Stored data
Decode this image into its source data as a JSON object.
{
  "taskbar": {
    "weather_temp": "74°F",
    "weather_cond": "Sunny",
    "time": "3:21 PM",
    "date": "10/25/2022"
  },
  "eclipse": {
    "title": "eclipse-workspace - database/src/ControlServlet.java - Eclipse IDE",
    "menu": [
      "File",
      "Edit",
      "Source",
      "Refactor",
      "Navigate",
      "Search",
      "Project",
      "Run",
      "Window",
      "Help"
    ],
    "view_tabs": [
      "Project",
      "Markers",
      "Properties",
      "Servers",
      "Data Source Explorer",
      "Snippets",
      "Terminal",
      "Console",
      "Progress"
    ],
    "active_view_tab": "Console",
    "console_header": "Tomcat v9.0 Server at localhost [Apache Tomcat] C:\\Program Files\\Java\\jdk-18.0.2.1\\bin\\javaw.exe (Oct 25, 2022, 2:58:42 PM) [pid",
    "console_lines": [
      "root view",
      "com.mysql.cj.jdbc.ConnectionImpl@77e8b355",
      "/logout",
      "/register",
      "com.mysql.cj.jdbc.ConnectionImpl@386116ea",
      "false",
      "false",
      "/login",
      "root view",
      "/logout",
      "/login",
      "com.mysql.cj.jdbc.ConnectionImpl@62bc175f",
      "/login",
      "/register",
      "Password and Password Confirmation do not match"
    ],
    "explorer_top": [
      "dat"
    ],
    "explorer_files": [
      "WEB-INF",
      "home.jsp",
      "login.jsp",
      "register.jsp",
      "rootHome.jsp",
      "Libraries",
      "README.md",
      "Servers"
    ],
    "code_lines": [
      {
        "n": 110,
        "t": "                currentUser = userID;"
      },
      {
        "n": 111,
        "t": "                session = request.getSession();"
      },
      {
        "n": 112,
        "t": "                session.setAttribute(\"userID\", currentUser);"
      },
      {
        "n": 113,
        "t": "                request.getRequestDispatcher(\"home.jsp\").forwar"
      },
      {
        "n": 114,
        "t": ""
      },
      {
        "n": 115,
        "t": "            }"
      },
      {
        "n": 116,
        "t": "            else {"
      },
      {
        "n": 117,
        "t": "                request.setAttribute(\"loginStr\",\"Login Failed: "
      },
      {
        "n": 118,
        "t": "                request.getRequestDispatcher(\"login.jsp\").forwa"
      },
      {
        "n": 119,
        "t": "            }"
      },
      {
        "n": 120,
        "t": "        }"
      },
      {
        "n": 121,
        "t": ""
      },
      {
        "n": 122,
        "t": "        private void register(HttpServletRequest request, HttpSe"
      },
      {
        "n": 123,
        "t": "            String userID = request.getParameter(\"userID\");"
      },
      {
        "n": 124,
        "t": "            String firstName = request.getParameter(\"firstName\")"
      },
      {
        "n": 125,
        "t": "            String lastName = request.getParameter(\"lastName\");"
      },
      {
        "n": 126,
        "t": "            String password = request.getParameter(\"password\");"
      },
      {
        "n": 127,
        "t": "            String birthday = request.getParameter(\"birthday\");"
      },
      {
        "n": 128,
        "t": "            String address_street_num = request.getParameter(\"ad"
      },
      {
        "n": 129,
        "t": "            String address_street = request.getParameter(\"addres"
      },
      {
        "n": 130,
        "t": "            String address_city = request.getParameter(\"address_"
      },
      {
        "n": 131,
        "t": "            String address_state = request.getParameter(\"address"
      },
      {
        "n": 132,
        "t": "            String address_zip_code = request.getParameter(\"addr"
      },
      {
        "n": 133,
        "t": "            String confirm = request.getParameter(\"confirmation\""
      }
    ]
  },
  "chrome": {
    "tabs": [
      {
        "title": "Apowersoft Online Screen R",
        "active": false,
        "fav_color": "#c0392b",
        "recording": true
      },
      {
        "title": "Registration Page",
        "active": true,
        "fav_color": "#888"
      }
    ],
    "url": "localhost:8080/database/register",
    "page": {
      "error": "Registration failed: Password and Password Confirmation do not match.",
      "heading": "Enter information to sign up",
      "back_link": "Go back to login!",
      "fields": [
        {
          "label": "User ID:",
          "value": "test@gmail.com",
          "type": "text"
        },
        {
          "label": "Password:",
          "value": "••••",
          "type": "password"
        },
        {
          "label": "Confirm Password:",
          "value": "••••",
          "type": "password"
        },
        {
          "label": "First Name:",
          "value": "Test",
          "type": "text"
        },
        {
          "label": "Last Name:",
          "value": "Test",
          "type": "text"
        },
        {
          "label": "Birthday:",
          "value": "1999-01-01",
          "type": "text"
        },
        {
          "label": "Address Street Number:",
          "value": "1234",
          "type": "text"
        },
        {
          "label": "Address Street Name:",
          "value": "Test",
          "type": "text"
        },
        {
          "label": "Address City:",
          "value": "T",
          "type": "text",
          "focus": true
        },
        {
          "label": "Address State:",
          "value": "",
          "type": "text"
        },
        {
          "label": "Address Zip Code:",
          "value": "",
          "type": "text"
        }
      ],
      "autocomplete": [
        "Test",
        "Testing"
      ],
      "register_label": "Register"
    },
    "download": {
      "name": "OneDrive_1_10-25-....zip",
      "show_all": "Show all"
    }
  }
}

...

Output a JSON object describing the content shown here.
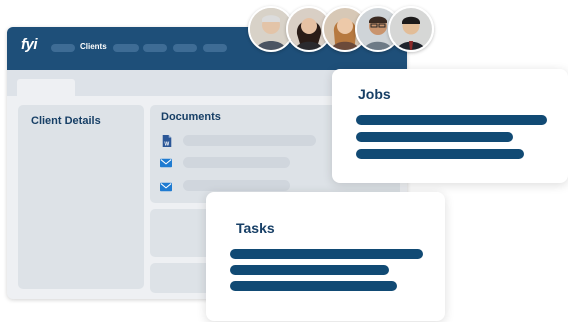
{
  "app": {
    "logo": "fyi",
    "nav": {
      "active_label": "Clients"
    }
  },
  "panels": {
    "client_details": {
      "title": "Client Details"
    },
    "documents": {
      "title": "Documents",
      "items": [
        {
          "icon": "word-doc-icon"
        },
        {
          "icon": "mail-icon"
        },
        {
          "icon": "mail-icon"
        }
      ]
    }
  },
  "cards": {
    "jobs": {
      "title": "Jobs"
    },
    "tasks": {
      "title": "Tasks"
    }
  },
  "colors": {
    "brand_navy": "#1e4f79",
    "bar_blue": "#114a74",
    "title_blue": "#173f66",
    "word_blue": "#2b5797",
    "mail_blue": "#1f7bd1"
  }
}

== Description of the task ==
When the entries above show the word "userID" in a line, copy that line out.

== Output of the task ==
        "t": "                currentUser = userID;"
        "t": "                session.setAttribute(\"userID\", currentUser);"
        "t": "            String userID = request.getParameter(\"userID\");"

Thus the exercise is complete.